How has Science progressed regarding the question of race? How far does it still need to go to get race “right”? In this 2022 Anthropology Distinguished Lecture, Oliver Rollins, UW assistant professor of American Ethnic Studies, explores recent attention to systemic racism in the biomedical and technoscientific fields and how to move toward an anti-racist science, beneficial for all in society. Free.
May 23, 7:30 pm
Phyllis Byrdwell, director of the UW Gospel Choir and minister of music at Mount Zion Baptist Church of Seattle, leads the UW’s 100-voice gospel choir in songs of praise, jubilation, and other expressions of the Gospel tradition. $10.
In The News
Space urgently needs special legal protection similar to that given to land, sea, and atmosphere to protect its fragile environment, write a team of scientists including Meredith Rawls, research scientist with the Vera C. Rubin Observatory and the University of Washington’s DiRAC Institute.
“In recent years, the relationship between motherhood and work, including creative work, has clearly become a topic of interest…but much less attention has been paid to the essential creativity of mothering itself,” writes Maya Sonenberg, UW professor of English and creative writing.

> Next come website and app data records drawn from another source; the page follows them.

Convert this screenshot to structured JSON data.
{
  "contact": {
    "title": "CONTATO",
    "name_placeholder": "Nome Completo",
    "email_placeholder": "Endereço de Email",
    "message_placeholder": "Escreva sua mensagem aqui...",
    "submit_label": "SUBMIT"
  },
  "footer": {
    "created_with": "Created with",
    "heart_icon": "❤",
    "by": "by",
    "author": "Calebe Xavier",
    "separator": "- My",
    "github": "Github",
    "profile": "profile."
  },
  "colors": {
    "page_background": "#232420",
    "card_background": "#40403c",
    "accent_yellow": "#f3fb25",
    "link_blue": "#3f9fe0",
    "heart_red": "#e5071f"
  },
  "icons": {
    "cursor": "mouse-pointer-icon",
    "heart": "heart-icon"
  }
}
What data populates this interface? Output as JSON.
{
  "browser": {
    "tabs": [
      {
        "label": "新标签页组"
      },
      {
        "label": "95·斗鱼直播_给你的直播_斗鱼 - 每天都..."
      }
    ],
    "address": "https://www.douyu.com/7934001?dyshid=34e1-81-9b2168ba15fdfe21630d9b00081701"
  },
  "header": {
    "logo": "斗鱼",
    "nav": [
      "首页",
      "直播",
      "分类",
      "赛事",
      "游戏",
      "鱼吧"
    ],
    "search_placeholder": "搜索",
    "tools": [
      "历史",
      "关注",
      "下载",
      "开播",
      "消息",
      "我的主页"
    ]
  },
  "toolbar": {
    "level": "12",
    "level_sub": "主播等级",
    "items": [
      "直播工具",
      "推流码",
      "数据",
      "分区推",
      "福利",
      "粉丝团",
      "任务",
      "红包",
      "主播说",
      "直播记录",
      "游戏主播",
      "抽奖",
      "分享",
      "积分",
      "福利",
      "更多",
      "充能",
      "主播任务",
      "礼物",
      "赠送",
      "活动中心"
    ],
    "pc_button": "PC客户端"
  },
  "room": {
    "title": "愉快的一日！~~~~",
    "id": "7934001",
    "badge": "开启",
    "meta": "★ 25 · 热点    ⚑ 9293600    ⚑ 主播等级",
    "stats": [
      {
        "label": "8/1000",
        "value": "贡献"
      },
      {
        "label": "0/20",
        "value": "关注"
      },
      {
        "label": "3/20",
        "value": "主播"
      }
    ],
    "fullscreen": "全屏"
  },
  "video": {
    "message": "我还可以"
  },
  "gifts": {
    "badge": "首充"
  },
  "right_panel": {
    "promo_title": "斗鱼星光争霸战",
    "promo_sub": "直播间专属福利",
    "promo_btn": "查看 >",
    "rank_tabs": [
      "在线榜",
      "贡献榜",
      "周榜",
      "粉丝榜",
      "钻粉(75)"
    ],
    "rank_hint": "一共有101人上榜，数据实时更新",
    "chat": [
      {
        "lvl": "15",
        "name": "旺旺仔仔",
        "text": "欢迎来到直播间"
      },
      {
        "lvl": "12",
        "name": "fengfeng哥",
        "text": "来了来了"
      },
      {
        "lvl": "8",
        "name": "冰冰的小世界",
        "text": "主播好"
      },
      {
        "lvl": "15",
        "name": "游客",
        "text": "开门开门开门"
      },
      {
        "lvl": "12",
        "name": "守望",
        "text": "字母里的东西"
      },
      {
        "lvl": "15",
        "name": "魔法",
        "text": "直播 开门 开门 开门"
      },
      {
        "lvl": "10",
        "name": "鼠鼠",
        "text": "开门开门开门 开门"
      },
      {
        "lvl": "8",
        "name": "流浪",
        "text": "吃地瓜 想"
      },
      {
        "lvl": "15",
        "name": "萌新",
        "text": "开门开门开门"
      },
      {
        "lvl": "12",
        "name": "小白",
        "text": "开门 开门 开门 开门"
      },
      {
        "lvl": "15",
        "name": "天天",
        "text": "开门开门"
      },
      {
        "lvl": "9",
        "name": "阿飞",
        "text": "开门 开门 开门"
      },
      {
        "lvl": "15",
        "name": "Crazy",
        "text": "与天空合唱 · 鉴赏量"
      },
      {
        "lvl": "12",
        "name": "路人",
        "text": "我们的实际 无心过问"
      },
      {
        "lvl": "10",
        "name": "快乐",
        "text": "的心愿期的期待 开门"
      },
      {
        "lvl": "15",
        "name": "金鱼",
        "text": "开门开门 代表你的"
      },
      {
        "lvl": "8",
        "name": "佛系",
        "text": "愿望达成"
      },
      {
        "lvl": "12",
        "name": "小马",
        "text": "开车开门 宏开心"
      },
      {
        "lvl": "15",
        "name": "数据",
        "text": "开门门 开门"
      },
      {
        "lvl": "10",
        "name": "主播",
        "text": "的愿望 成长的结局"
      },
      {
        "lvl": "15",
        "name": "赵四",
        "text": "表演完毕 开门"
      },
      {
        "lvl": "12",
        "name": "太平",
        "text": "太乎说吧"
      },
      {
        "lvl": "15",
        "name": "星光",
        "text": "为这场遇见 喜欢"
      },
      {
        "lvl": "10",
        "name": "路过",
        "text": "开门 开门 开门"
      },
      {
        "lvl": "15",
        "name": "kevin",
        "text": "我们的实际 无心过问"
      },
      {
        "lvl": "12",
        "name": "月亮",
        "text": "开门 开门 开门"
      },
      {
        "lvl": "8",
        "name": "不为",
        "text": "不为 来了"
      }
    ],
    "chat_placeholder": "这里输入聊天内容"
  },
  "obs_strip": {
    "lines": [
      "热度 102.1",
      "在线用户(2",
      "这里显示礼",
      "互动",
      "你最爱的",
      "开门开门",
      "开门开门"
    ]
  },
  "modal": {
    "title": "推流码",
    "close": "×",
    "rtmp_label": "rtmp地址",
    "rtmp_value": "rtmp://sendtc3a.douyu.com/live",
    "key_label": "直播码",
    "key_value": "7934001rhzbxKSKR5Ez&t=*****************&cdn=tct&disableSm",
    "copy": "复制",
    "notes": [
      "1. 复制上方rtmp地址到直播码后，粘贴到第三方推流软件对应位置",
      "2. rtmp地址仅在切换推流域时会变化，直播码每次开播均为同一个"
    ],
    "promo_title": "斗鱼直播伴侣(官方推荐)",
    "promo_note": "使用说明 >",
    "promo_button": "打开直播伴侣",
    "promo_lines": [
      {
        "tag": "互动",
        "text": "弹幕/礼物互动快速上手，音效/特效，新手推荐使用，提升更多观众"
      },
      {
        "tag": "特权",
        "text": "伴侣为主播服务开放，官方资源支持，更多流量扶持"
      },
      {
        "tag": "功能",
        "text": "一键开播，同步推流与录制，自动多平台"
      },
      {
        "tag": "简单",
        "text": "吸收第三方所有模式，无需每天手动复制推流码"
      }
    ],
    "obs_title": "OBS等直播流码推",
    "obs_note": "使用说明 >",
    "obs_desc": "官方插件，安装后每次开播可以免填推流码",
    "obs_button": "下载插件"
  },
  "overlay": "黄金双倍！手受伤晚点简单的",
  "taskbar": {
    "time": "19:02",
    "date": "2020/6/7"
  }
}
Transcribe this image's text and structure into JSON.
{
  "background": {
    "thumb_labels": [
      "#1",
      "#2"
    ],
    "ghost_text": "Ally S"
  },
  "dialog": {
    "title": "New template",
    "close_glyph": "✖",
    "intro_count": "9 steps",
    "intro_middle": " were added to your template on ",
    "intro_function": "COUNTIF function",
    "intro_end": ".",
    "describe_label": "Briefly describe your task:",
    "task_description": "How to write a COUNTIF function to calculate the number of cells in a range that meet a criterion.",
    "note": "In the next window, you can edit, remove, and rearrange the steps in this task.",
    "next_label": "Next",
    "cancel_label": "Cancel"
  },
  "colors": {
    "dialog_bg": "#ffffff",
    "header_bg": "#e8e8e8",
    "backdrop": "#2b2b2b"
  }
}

The Dog Aging Project seeks to understand how genetics, environment, and lifestyle affect longevity and the risk of disease in dogs, and how we can ensure our beloved companions stay healthy and active as long as possible. Initiative co-founder Daniel Promislow, UW professor of biology and of laboratory medicine and pathology, is quoted.
Charlotte Coté, associate professor of American Indian studies, discusses her book A Drum in One Hand, a Sockeye in the Other: Stories of Indigenous Food Sovereignty from the Northwest Coast, in a radio interview.